Quantitative Research in the Life and Social Sciences Program (QRLSSP)—formerly Mathematical and Theoretical Biology Institute
2023 QRLSSP application is open!
The 2023 QRLSSP application is open! We apologize for the delay which resulted from unforeseen technical issues.
The 2023 program will take place on the ASU Tempe campus Tuesday, May 30 through Saturday, July 22.
Please direct any questions to firstname.lastname@example.org. Thank you!
This video captures 2017 summer participant testimonials and provides audiences with a brief overview about QRLSSP, formerly MTBI.
Check out the article about this REU in ASU Now!
MTBI alumna Heather Harrington, associate professor and Royal Society University Research Fellow at the Mathematical Institute, University of Oxford, is a co-winner, along with Dr Luitgard Veraart (London School of Economics and Political Science) of the 2019 Adams Prize of the University of Cambridge. The topic is “The Mathematics of Networks.”.... to read more click title.
The Summer REU Experience: Challenging but Rewarding!
"At this point in my academic career, MTBI has been by far the most challenging experience. However, the difficulties encountered along the way are easily offset by the rewarding feeling one gets after finishing writing a research article related to a topic you are passionate about. If you want to study something meaningful, it is more likely than not that conducting research on the topic will be frustratingly difficult at times. In that respect, students participating in MTBI have an advantage because they are not going through the process alone. Instead, you are surrounded by like-minded and talented students, mentors, and professors who all are there to help you succeed. You learn to play off one another's strengths and by doing so accomplish much more than you would ever be able to do on your own. Although you may not have all of the answers you were looking for by the end of the summer, you will certainly be more prepared and eager to address more challenging questions in the future." – Steven Manns, MTBI 2020
While wildlife can be exposed to lead from many sources, bald eagles' main source of lead is linked to the fall and winter big game hunting seasons, which happen to coincide with the eagles’ scavenging season. Lead-toxicity may cause severe clinical symptoms (including death), but also more subtle, chronic symptoms. Chronic lead-toxicity results in continual physiological damage and affected biological mechanisms, including reduced fertility and voracity. This research quantifies the impact of lead-contaminated food sources on the bald eagle’s population of the Great Lakes by formulating a system of ordinary differential equations to show the progression through the stages of lead-toxicity and its role in the eagle’s population dynamics.
Homelessness in NYC at its highest level since the Great Depression, and as the NYC battles COVID-19, the advised precautionary measures are out of reach for this population. This research examines the contribution the homeless population has had on prolonging the epidemic in the city. The findings indicate that a significant number of secondary infections in the population of NYC are due to transmission of COVID-19 via the homeless, this most directly attributable to the higher effective reproductive number for the homeless population. These results could be used to study the impact of control measures.

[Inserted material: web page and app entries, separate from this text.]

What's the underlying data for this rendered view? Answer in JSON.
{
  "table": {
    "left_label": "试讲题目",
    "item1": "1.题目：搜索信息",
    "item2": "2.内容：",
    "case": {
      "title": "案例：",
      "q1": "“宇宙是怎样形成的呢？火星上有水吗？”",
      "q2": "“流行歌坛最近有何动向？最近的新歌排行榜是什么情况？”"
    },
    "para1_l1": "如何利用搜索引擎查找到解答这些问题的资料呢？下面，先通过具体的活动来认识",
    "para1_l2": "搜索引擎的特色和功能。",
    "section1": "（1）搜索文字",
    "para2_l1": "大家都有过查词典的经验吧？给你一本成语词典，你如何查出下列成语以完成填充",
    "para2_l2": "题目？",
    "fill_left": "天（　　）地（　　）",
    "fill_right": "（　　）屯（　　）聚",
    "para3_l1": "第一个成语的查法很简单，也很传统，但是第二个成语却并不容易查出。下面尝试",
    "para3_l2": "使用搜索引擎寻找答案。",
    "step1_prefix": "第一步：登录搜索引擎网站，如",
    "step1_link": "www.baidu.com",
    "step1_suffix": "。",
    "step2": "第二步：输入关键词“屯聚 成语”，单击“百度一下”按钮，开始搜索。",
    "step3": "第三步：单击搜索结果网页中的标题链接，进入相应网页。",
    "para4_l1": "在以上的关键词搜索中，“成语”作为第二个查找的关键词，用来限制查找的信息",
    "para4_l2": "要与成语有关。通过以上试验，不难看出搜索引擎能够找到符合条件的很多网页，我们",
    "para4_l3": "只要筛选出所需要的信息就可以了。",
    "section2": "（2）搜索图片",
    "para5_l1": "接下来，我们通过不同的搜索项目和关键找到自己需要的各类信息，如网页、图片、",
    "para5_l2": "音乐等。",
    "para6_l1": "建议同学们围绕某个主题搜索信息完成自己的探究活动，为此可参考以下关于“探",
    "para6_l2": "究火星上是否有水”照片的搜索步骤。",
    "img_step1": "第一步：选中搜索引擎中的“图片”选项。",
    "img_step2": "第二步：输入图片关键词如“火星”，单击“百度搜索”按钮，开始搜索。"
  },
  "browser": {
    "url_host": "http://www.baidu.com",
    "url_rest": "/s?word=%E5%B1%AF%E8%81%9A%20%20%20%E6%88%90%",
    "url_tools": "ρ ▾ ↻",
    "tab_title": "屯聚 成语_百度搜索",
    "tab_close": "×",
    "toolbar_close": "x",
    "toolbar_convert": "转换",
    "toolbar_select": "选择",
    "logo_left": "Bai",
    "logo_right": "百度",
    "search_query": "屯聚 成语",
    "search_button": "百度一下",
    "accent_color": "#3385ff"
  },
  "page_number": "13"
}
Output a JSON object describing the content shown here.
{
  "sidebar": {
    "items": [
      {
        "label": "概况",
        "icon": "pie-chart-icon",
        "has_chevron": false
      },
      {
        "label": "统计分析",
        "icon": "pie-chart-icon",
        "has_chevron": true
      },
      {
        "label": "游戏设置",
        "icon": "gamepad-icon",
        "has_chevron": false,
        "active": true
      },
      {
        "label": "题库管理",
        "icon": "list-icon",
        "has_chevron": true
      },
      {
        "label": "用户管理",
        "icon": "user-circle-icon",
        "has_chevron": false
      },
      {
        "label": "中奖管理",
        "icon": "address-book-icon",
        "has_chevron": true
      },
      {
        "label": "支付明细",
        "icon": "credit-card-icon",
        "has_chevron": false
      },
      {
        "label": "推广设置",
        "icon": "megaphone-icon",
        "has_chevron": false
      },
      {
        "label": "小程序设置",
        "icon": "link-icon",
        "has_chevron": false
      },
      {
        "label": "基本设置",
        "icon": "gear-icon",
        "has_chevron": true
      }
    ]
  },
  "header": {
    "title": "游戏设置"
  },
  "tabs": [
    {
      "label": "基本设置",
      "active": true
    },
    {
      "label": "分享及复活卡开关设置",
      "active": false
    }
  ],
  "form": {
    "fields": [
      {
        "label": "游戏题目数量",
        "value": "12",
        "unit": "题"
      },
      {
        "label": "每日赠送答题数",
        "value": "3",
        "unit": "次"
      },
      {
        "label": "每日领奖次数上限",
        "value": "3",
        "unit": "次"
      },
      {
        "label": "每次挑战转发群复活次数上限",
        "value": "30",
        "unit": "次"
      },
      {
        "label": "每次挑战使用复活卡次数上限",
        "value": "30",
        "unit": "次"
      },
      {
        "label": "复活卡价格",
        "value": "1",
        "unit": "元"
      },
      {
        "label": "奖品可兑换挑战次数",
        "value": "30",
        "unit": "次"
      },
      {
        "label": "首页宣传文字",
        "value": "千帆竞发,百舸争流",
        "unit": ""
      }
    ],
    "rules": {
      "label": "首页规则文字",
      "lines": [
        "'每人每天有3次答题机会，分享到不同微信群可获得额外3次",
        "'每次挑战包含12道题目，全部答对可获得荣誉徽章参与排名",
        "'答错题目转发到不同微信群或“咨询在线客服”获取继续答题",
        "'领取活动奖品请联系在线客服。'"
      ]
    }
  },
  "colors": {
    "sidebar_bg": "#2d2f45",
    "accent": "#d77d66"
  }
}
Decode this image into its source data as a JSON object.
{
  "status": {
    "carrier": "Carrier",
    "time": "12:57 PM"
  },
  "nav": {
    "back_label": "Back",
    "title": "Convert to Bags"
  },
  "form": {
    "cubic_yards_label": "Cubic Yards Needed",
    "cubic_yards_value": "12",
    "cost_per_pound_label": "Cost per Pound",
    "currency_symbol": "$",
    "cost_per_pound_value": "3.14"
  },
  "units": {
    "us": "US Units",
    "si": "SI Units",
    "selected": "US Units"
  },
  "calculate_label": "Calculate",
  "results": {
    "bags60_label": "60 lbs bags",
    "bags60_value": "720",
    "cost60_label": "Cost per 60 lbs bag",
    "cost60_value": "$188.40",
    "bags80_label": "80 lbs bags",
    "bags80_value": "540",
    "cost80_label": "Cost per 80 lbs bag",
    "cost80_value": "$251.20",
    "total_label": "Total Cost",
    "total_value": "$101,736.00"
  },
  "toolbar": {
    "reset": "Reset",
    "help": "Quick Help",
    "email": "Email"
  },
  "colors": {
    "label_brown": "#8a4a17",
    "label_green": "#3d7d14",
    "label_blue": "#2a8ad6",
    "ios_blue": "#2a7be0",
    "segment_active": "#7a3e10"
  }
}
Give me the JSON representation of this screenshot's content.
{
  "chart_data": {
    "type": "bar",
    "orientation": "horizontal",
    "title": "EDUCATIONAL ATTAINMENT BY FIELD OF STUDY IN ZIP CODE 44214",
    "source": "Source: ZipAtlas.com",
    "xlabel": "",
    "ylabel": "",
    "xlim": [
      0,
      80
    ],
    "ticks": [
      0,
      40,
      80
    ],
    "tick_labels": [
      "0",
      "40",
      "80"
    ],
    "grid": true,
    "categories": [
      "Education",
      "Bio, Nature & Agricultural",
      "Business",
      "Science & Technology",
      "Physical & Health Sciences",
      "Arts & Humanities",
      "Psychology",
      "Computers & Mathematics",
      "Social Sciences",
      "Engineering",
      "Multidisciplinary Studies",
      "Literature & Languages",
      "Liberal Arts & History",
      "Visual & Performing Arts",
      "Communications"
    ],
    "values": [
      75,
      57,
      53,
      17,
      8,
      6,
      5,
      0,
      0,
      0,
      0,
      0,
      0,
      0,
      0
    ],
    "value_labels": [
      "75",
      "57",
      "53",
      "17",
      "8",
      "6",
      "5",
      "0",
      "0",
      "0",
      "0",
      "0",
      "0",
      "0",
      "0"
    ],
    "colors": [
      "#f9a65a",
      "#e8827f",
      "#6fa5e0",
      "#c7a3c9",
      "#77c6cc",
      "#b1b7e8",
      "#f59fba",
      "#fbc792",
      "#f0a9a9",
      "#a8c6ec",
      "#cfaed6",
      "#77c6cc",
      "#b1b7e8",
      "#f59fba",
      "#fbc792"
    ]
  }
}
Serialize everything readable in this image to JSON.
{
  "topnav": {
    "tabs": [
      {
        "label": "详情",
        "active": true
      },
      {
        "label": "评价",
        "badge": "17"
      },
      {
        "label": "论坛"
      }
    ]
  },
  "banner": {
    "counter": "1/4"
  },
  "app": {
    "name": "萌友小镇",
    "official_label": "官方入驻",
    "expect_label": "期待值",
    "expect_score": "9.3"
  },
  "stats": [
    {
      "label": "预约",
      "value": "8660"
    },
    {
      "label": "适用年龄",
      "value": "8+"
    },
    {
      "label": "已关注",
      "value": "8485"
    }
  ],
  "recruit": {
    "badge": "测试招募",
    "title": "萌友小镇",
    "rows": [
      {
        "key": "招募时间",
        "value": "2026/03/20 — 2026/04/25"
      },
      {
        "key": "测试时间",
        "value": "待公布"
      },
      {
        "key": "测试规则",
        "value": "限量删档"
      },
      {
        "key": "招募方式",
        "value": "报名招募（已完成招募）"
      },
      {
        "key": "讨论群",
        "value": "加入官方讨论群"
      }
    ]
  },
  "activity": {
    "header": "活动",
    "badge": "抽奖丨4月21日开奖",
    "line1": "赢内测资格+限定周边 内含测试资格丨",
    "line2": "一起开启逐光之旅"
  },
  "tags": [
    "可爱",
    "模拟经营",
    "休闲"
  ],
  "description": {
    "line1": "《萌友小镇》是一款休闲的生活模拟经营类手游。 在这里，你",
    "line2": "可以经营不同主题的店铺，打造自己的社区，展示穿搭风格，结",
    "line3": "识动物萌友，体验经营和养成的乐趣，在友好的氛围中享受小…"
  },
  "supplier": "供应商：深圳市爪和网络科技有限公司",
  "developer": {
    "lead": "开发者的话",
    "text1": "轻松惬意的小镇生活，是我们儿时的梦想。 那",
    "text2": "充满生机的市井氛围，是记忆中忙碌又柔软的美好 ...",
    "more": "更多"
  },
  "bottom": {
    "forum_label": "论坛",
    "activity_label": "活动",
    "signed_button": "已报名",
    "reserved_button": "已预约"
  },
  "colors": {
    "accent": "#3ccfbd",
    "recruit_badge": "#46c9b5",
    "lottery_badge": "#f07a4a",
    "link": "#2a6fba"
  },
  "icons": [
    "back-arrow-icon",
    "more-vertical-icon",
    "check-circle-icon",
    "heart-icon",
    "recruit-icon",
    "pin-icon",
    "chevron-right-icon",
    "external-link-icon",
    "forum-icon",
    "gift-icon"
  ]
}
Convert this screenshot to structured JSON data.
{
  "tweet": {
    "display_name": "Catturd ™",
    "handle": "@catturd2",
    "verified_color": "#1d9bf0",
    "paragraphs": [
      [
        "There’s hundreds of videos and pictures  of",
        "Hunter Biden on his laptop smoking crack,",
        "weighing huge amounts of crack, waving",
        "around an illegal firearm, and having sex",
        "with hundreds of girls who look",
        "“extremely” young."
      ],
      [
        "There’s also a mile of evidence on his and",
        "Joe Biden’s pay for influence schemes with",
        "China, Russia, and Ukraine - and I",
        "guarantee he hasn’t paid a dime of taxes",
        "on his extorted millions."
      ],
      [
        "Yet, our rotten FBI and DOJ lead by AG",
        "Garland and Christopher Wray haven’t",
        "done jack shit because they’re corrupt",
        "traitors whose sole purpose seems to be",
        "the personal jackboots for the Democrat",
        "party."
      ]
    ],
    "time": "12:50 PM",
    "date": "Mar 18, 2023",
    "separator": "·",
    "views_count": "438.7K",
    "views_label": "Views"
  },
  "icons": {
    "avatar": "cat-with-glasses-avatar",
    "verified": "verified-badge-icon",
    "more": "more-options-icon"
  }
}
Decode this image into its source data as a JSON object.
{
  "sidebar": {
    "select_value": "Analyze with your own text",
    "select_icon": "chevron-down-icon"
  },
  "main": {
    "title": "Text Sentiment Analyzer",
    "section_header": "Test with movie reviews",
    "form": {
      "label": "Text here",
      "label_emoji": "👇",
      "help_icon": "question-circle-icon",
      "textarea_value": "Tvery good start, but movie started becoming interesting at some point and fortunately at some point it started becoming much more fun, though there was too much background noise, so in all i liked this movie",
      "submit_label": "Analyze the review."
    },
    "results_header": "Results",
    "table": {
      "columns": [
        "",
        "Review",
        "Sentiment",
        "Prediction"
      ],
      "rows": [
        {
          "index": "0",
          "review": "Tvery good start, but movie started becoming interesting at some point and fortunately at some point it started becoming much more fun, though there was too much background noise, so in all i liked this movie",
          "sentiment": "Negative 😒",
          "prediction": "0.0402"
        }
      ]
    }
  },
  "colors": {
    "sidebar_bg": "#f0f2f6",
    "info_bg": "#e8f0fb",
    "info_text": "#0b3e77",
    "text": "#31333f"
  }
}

Janiah Kyle wins presentation award at SACNAS
2022 cohort participant Janiah Kyle was recently recognized with an outstanding student presentation award at the 2022 Society for the Advancement of Chicanos/Hispanics and Native Americans in Science National Diversity in STEM conference. Judges present these awards to students whose work surpasses expectations in each category. Janiah was recognized within the Applied Mathematics designation. SACNAS is dedicated to fostering the success of Hispanic and Native American scientists and supports all levels of students, from undergraduates to professionals.